More Recent Developments (or Branches of the Tree)
While the core difference between Reformed and Arminian thinkers (including the Assemblies of God in the latter) has to do with soteriology, there are other points of divergence that often adhere to Reformed theology and in particular the Neo-Reformed movement. Many of these so-called “Young, Restless, and Reformed” thinkers do not tightly hold to all five aspects of TULIP, with Limited Atonement as the most commonly questioned tenet. Thus, some are identified as 4 or 3.5 point Calvinists. Others among the Neo-Reformed are more severe in their soteriology than many moderate Calvinists, again highlighting the danger of considering all those identified as Reformed as a homogenous group.
While the Reformed movements in general have been cessationist in pneumatology, rejecting present-day manifestations of the Holy Spirit, there are some in the Neo-Reformed ranks who are open to charismata or speak in tongues themselves.
A fairly consistent issue promoted by Neo-Calvinists is complementarianism, with its rejection in some cases of any ministerial role for women, and in other cases a sharply limited sphere of ministry for women. This is an issue on which the Assemblies of God disagrees, as expressed in our position paper on Women in Ministry.
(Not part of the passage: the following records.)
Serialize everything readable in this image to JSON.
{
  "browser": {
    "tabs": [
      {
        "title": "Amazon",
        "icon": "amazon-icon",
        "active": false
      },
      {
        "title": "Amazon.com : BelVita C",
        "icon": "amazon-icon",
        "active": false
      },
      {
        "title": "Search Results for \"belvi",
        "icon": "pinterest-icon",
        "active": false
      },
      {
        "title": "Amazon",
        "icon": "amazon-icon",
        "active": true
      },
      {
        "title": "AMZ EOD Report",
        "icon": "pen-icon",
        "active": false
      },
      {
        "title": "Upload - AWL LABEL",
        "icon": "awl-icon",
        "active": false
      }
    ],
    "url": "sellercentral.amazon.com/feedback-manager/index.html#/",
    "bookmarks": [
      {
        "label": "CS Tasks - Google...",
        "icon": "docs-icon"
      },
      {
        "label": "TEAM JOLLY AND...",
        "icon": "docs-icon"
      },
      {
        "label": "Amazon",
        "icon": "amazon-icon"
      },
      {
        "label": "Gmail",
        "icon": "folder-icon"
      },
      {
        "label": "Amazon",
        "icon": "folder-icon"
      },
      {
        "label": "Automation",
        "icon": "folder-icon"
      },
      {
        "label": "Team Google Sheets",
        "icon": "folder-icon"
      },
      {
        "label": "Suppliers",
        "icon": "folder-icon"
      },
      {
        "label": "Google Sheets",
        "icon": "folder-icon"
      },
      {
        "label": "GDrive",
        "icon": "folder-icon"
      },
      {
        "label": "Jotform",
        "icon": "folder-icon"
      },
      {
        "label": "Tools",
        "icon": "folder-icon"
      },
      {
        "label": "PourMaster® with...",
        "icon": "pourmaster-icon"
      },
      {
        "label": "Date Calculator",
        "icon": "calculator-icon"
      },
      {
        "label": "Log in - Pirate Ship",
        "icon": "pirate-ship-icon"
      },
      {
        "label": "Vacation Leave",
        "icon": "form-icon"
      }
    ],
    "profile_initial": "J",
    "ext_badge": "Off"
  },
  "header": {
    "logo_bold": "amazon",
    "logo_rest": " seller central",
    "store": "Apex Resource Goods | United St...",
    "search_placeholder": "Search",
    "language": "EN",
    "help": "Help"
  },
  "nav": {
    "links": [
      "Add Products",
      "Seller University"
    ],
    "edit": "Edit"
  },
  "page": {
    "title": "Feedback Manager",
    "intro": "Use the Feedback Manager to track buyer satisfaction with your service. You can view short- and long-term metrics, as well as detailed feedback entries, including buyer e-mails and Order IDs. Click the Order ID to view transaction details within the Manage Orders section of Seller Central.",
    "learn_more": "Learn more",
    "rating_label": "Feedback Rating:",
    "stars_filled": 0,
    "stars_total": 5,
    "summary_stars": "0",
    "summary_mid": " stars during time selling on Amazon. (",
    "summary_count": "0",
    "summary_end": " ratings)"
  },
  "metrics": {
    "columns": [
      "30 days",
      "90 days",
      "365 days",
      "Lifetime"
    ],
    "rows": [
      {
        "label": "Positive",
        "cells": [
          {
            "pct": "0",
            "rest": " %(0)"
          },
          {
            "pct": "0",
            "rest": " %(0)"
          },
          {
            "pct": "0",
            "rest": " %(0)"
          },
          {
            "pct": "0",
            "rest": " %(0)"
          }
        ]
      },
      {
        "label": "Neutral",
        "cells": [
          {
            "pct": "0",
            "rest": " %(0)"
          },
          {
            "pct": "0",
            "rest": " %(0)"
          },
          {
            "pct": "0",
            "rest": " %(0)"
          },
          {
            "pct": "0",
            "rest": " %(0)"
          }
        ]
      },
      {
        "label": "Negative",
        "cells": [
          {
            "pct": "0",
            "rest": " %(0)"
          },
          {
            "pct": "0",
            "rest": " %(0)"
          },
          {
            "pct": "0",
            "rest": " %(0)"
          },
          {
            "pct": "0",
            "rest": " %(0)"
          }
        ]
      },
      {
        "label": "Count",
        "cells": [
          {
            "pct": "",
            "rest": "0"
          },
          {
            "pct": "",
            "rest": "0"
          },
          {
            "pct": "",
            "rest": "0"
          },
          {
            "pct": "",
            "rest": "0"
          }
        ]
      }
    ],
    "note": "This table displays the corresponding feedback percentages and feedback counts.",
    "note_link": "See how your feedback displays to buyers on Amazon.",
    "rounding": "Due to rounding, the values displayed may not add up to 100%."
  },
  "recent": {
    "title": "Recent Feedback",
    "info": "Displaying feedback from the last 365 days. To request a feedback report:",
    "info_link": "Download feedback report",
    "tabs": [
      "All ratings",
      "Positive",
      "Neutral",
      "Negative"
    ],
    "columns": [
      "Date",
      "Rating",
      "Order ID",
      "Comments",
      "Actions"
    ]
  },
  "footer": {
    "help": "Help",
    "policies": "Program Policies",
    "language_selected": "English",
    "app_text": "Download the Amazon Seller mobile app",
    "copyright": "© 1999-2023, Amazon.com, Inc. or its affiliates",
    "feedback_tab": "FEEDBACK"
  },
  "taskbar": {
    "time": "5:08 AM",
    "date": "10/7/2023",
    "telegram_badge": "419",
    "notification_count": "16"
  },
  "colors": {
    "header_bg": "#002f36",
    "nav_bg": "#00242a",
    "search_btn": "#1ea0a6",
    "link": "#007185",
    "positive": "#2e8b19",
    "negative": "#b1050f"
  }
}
While there are clear distinctions between those who self-identify as Arminian and as Reformed, there is indeed more that unites than divides us in theology. The extremes of both positions are to be rejected. While individual teaching and preaching of pastors in both camps may be controversial at times, we agree on the imperative of presenting the gospel to the lost. It is when Reformed thinking is extended and taken to the extreme of removing all human response that we must reject it and remain true to the call and example of Christ and His disciples, calling all to Him and genuinely offering salvation to all.